An Alchemy of Remains

Azza El Siddique’s sensory environments are part scientific process, part ecosystem

by Tiana Reid

Myth and Matter

Sky Hopinka speaks about moving on the land, Indigenous presence and relations that collapse time and space

by Eli Hirtle

If the Body Is an Assembly, How Does It Assemble?

In a personal account, an artist, runner and scholar considers space and the everyday, in theory and creative practice

by Camille Georgeson-Usher

Core Desires, Counter Prospects

New Mineral Collective finds alternatives to mining, through pleasure and passive resistance

by Quinn Latimer

No More Words, Words, Words

Hanne Darboven and Madeline Gins each created a kind of personal mathematics, in order to read, and write, their art

by Lucy Ives


Invisible Landscapes

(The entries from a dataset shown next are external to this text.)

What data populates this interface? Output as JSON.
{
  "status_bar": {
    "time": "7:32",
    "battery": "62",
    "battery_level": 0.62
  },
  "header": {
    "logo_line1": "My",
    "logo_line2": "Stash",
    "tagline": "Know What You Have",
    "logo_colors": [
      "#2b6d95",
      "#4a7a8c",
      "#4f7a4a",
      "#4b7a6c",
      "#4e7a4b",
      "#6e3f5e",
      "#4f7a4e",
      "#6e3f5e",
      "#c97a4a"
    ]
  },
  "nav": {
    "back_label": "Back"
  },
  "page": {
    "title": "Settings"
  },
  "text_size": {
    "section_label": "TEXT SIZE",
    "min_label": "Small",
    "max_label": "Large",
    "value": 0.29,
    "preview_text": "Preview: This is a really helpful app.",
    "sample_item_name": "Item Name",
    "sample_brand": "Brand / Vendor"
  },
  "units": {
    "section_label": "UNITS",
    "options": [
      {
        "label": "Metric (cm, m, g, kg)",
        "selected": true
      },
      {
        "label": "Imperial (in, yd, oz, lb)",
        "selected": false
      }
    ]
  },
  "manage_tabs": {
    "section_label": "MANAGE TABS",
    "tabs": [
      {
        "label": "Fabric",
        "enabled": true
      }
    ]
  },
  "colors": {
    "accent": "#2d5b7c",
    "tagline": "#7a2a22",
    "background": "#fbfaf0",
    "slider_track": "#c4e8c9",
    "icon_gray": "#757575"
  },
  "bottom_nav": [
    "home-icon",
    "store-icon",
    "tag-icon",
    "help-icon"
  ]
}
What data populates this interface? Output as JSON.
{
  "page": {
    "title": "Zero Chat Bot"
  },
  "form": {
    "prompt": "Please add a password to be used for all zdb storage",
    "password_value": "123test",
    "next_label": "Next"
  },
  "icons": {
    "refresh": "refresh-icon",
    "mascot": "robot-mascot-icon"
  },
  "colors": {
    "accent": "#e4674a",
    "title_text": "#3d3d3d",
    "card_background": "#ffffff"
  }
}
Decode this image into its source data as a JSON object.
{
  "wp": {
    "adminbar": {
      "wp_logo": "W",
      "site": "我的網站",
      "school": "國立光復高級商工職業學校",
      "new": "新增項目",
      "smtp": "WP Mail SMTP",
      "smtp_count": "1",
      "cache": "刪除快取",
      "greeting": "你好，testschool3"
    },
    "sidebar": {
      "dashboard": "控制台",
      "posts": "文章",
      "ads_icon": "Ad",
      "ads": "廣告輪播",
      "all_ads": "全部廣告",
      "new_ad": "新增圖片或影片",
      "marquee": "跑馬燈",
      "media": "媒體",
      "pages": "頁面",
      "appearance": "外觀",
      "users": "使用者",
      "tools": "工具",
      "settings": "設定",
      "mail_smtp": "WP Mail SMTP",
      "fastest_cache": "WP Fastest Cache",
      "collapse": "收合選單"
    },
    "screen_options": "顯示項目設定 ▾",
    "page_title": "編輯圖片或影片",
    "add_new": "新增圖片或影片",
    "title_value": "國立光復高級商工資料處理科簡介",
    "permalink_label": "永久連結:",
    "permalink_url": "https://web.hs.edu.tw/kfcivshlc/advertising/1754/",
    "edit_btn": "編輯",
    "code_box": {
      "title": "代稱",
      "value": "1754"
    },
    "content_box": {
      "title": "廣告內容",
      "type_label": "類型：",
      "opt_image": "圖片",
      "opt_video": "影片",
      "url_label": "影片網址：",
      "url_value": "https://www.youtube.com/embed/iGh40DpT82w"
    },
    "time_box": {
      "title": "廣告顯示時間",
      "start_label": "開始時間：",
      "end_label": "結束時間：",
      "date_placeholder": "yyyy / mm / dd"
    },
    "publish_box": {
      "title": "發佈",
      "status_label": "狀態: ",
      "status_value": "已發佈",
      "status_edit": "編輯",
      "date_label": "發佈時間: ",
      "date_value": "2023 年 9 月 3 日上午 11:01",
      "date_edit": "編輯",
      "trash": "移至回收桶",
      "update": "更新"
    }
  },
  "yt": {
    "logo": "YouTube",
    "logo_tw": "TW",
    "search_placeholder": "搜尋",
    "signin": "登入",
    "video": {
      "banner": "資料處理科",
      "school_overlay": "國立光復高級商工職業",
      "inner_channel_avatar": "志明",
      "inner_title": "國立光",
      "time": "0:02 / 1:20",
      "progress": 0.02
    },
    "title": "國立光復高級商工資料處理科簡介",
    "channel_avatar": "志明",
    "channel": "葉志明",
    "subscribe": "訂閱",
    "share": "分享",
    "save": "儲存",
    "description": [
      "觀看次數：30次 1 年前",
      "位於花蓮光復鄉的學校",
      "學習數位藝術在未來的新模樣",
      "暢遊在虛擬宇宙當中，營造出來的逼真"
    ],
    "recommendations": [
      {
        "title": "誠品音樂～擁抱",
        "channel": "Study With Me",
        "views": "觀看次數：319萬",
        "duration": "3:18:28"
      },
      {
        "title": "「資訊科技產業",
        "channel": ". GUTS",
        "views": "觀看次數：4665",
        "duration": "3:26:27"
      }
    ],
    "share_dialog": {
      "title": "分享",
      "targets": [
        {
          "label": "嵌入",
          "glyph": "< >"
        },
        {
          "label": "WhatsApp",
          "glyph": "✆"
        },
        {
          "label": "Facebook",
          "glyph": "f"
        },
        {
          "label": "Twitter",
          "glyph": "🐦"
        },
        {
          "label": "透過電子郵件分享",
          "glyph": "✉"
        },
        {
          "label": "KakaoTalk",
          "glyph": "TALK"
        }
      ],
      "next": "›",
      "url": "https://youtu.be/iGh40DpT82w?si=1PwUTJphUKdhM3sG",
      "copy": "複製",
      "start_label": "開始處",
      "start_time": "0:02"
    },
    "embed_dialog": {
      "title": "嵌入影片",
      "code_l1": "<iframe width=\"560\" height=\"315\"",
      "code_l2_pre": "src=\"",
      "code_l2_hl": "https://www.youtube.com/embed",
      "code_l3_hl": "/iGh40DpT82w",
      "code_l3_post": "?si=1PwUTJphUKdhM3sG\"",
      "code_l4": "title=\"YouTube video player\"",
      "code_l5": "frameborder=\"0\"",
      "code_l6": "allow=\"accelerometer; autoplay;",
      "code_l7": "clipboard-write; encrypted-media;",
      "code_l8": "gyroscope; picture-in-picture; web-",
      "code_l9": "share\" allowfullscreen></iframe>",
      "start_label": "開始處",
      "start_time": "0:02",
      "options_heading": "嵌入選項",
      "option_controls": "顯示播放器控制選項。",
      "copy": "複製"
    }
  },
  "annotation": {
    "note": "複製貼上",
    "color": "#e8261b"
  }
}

Detail. 2017. Conte on Japanese Obonai paper, 63.5 x 48.3 cm.

by Mimi Gellman

This Issue


Conversations with artists and curators on upcoming projects


Free Radicals

by Bryne McLaughlin


by Douglas Cardinal and Tiffany Shaw-Collinge


Bending the Light

A national survey of 10 artists who are reforming material practice

Artist Project

Ironwork for Dirac House

by Craig Leonard

School Guide



Textile Museum of Canada, Toronto, October 2, 2019, to March 15, 2020

Eric Mack

Scrap Metal Gallery, Toronto, September 19, 2019 to January 25, 2020


Dark Matters

by Simone Browne

Winter 2020: Antimatter

Past Issues